Data for analysis: Begin

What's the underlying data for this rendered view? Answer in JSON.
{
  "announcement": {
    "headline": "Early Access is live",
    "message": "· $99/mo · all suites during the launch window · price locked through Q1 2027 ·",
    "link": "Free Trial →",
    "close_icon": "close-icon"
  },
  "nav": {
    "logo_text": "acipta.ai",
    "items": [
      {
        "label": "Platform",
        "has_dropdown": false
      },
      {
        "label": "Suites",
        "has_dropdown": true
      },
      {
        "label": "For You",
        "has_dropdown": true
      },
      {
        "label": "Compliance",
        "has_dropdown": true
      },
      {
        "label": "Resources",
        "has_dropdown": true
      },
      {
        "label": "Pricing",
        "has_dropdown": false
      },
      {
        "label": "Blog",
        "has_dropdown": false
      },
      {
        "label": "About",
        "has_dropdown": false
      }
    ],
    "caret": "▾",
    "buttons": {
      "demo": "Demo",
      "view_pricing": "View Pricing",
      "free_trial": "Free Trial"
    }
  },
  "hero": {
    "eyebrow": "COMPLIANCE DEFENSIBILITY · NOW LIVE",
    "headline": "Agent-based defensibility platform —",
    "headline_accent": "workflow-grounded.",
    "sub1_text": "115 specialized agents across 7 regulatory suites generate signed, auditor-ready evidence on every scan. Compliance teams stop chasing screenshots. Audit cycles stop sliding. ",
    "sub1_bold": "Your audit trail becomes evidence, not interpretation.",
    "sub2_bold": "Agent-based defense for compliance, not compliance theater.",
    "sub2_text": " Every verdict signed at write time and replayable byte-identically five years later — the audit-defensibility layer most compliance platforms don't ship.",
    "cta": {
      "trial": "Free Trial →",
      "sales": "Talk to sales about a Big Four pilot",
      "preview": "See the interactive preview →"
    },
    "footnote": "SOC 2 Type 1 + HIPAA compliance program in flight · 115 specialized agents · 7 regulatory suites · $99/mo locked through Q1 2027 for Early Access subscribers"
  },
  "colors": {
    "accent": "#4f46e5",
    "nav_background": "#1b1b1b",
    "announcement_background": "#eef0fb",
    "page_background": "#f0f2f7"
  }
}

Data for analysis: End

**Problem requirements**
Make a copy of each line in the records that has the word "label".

**Task answer**
        "label": "Platform",
        "label": "Suites",
        "label": "For You",
        "label": "Compliance",
        "label": "Resources",
        "label": "Pricing",
        "label": "Blog",
        "label": "About",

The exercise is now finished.